status: Critically endangered, IUCN Endangered, ESA
range: Colombia, Venezuela
Description and biology
The Orinoco (pronounced or-i-NO-coe) crocodile is a very large crocodile that grows to an average length between 11 and 17 feet (3.4 and 5.2 meters). Some exceptionally large males of the species have been observed as being 23 feet (7 meters) long. The upper body of the crocodile is dark green to tan in color with dark markings. Its underside is lighter. It has a long nose and a narrow, slightly upturned snout. It feeds primarily on fish, small mammals, and birds.
After mating, a female Orinoco crocodile digs a hole in an exposed sandbar in a river in January or February (the dry season) and lays 40 to 70 eggs. The eggs hatch about 70 days later, when the river begins to rise during the wet season. The female protects her young for 1 to 3 years.
Habitat and current distribution
This crocodile species is found only in the Orinoco River Basin (area drained by the Orinoco River) in eastern Colombia and Venezuela. It is considered almost extinct in Colombia and very rare in Venezuela. Biologists (people who study living organisms) believe fewer than 1,500 Orinoco crocodiles currently survive in the wild.
The Orinoco crocodile prefers to inhabit wide and very deep parts of large rivers. During the wet season, when river currents are strong, the crocodile occupies lakes and pools.
History and conservation measures

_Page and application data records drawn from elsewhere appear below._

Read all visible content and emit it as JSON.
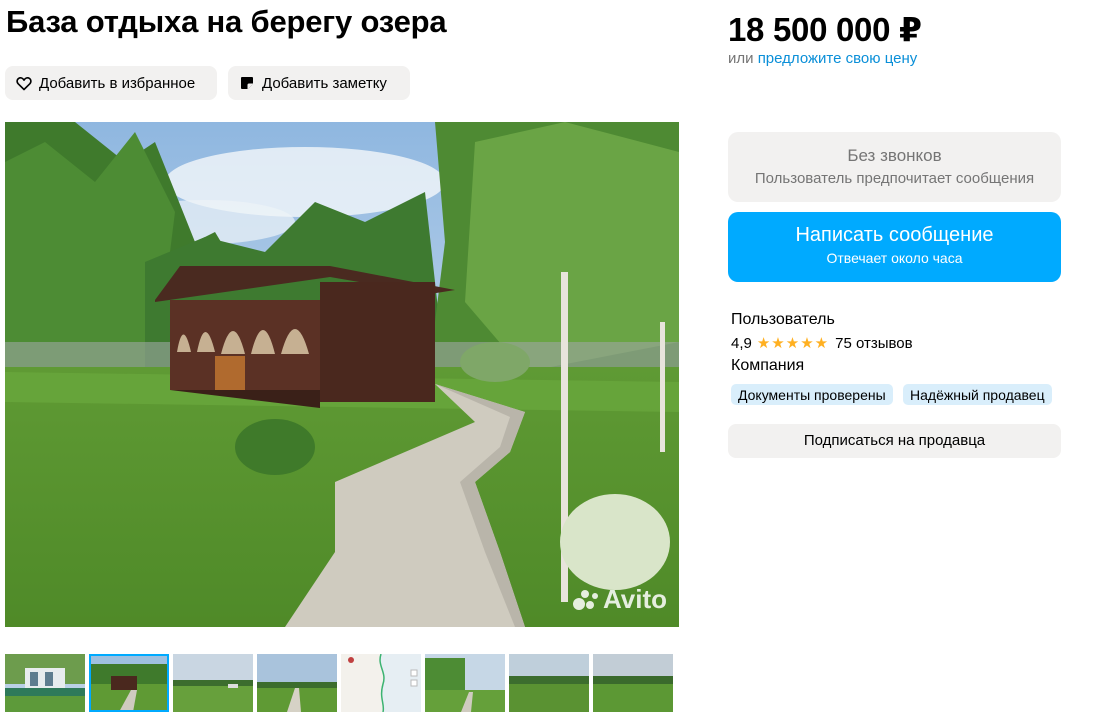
{
  "listing": {
    "title": "База отдыха на берегу озера",
    "add_favorite_label": "Добавить в избранное",
    "add_note_label": "Добавить заметку",
    "watermark": "Avito"
  },
  "price": {
    "value": "18 500 000 ₽",
    "or_text": "или",
    "offer_link": "предложите свою цену"
  },
  "contact": {
    "no_calls_title": "Без звонков",
    "no_calls_subtitle": "Пользователь предпочитает сообщения",
    "message_button": "Написать сообщение",
    "message_subtitle": "Отвечает около часа"
  },
  "seller": {
    "type": "Пользователь",
    "rating": "4,9",
    "stars": "★★★★★",
    "reviews": "75 отзывов",
    "kind": "Компания",
    "badges": [
      "Документы проверены",
      "Надёжный продавец"
    ],
    "subscribe_label": "Подписаться на продавца"
  },
  "gallery": {
    "active_index": 1,
    "thumbnail_count": 8
  },
  "icons": {
    "favorite": "heart-icon",
    "note": "note-icon"
  },
  "colors": {
    "accent": "#00aaff",
    "link": "#0a8fd8",
    "button_bg": "#f2f1f0",
    "badge_bg": "#d9eefb",
    "star": "#ffb021"
  }
}
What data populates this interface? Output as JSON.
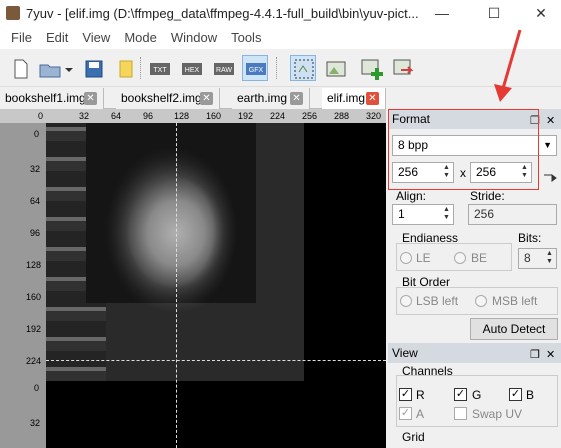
{
  "window": {
    "title": "7yuv - [elif.img (D:\\ffmpeg_data\\ffmpeg-4.4.1-full_build\\bin\\yuv-pict..."
  },
  "menu": [
    "File",
    "Edit",
    "View",
    "Mode",
    "Window",
    "Tools"
  ],
  "toolbar": {
    "txt": "TXT",
    "hex": "HEX",
    "raw": "RAW",
    "gfx": "GFX"
  },
  "tabs": [
    {
      "label": "bookshelf1.img"
    },
    {
      "label": "bookshelf2.img"
    },
    {
      "label": "earth.img"
    },
    {
      "label": "elif.img",
      "active": true
    }
  ],
  "rulers": {
    "h": [
      "0",
      "32",
      "64",
      "96",
      "128",
      "160",
      "192",
      "224",
      "256",
      "288",
      "320"
    ],
    "v": [
      "0",
      "32",
      "64",
      "96",
      "128",
      "160",
      "192",
      "224",
      "0",
      "32"
    ]
  },
  "format_panel": {
    "title": "Format",
    "format_value": "8 bpp",
    "width": "256",
    "height": "256",
    "x_sep": "x",
    "align_label": "Align:",
    "align_value": "1",
    "stride_label": "Stride:",
    "stride_value": "256",
    "endianess_label": "Endianess",
    "le_label": "LE",
    "be_label": "BE",
    "bits_label": "Bits:",
    "bits_value": "8",
    "bit_order_label": "Bit Order",
    "lsb_label": "LSB left",
    "msb_label": "MSB left",
    "auto_detect": "Auto Detect"
  },
  "view_panel": {
    "title": "View",
    "channels_label": "Channels",
    "r_label": "R",
    "g_label": "G",
    "b_label": "B",
    "a_label": "A",
    "swap_uv_label": "Swap UV",
    "grid_label": "Grid"
  },
  "colors": {
    "highlight": "#e53935",
    "arrow": "#e53935"
  }
}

Up until the 1930s, the Orinoco crocodile was considered to be very common. Now it is one of the most critically endangered crocodiles in the Western Hemisphere. Its large, high-quality hide is valuable to hunters. From 1930 through the 1950s, hunters nearly wiped out the Orinoco crocodile population. The species has never recovered from the onslaught.
Hunting remains a threat to the Orinoco crocodile. Humans in the region kill the crocodile for a number of reasons, including using its eggs and meat for food and its teeth for medicines. The crocodile now faces the added threat of habitat loss as human populations expand into its range.
In Venezuela, a newly created national park, Parque Nacional Santos Luzardo, provides protected habitat for the Orinoco crocodile. A recently declared wildlife refuge has also been established along the Guaritico River in western Venezuela. This area was the site of the first release of captive-bred crocodiles into the wild. Despite these protected areas, the Orinoco crocodile faces continued threats in Venezuela and Colombia as laws protecting it are not well enforced in either country.